_YOUR TASK_
Each entry, as given, must be output unchanged.

_RECORDS SUPPLIED_
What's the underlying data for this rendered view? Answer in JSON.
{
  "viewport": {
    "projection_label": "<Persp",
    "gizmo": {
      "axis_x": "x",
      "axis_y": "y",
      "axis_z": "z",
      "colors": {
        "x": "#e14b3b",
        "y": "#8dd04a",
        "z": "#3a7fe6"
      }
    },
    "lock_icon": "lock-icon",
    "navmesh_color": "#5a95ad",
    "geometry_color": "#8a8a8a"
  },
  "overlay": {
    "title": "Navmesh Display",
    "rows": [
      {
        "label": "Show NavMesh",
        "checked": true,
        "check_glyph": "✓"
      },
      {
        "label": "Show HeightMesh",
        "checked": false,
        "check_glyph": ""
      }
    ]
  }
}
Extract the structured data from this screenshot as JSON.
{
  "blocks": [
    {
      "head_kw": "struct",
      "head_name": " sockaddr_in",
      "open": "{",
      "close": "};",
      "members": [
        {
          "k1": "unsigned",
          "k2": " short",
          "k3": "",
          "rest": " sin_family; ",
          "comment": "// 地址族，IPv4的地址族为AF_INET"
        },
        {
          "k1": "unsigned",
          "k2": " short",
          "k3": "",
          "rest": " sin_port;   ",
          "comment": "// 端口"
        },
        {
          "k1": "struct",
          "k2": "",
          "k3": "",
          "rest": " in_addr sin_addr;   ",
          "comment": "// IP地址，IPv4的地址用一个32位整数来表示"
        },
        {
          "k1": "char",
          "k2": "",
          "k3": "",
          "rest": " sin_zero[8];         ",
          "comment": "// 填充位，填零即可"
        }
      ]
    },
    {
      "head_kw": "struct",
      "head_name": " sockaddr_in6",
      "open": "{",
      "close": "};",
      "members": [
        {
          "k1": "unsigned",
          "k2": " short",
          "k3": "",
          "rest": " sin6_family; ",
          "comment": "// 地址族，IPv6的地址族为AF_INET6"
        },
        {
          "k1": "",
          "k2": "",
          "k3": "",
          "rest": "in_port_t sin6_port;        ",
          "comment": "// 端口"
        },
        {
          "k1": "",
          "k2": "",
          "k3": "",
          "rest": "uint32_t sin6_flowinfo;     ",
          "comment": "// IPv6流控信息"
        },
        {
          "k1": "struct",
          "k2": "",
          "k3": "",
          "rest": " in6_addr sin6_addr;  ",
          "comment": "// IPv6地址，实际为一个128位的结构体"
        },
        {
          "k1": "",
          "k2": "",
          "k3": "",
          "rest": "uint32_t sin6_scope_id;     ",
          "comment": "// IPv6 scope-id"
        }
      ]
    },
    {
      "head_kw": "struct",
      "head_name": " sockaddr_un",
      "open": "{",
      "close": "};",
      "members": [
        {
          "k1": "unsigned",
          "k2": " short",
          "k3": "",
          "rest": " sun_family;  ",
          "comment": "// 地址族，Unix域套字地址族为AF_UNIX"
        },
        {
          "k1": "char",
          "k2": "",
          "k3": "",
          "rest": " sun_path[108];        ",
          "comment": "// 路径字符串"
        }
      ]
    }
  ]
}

_REPLY_
What's the underlying data for this rendered view? Answer in JSON.
{
  "viewport": {
    "projection_label": "<Persp",
    "gizmo": {
      "axis_x": "x",
      "axis_y": "y",
      "axis_z": "z",
      "colors": {
        "x": "#e14b3b",
        "y": "#8dd04a",
        "z": "#3a7fe6"
      }
    },
    "lock_icon": "lock-icon",
    "navmesh_color": "#5a95ad",
    "geometry_color": "#8a8a8a"
  },
  "overlay": {
    "title": "Navmesh Display",
    "rows": [
      {
        "label": "Show NavMesh",
        "checked": true,
        "check_glyph": "✓"
      },
      {
        "label": "Show HeightMesh",
        "checked": false,
        "check_glyph": ""
      }
    ]
  }
}
Extract the structured data from this screenshot as JSON.
{
  "blocks": [
    {
      "head_kw": "struct",
      "head_name": " sockaddr_in",
      "open": "{",
      "close": "};",
      "members": [
        {
          "k1": "unsigned",
          "k2": " short",
          "k3": "",
          "rest": " sin_family; ",
          "comment": "// 地址族，IPv4的地址族为AF_INET"
        },
        {
          "k1": "unsigned",
          "k2": " short",
          "k3": "",
          "rest": " sin_port;   ",
          "comment": "// 端口"
        },
        {
          "k1": "struct",
          "k2": "",
          "k3": "",
          "rest": " in_addr sin_addr;   ",
          "comment": "// IP地址，IPv4的地址用一个32位整数来表示"
        },
        {
          "k1": "char",
          "k2": "",
          "k3": "",
          "rest": " sin_zero[8];         ",
          "comment": "// 填充位，填零即可"
        }
      ]
    },
    {
      "head_kw": "struct",
      "head_name": " sockaddr_in6",
      "open": "{",
      "close": "};",
      "members": [
        {
          "k1": "unsigned",
          "k2": " short",
          "k3": "",
          "rest": " sin6_family; ",
          "comment": "// 地址族，IPv6的地址族为AF_INET6"
        },
        {
          "k1": "",
          "k2": "",
          "k3": "",
          "rest": "in_port_t sin6_port;        ",
          "comment": "// 端口"
        },
        {
          "k1": "",
          "k2": "",
          "k3": "",
          "rest": "uint32_t sin6_flowinfo;     ",
          "comment": "// IPv6流控信息"
        },
        {
          "k1": "struct",
          "k2": "",
          "k3": "",
          "rest": " in6_addr sin6_addr;  ",
          "comment": "// IPv6地址，实际为一个128位的结构体"
        },
        {
          "k1": "",
          "k2": "",
          "k3": "",
          "rest": "uint32_t sin6_scope_id;     ",
          "comment": "// IPv6 scope-id"
        }
      ]
    },
    {
      "head_kw": "struct",
      "head_name": " sockaddr_un",
      "open": "{",
      "close": "};",
      "members": [
        {
          "k1": "unsigned",
          "k2": " short",
          "k3": "",
          "rest": " sun_family;  ",
          "comment": "// 地址族，Unix域套字地址族为AF_UNIX"
        },
        {
          "k1": "char",
          "k2": "",
          "k3": "",
          "rest": " sun_path[108];        ",
          "comment": "// 路径字符串"
        }
      ]
    }
  ]
}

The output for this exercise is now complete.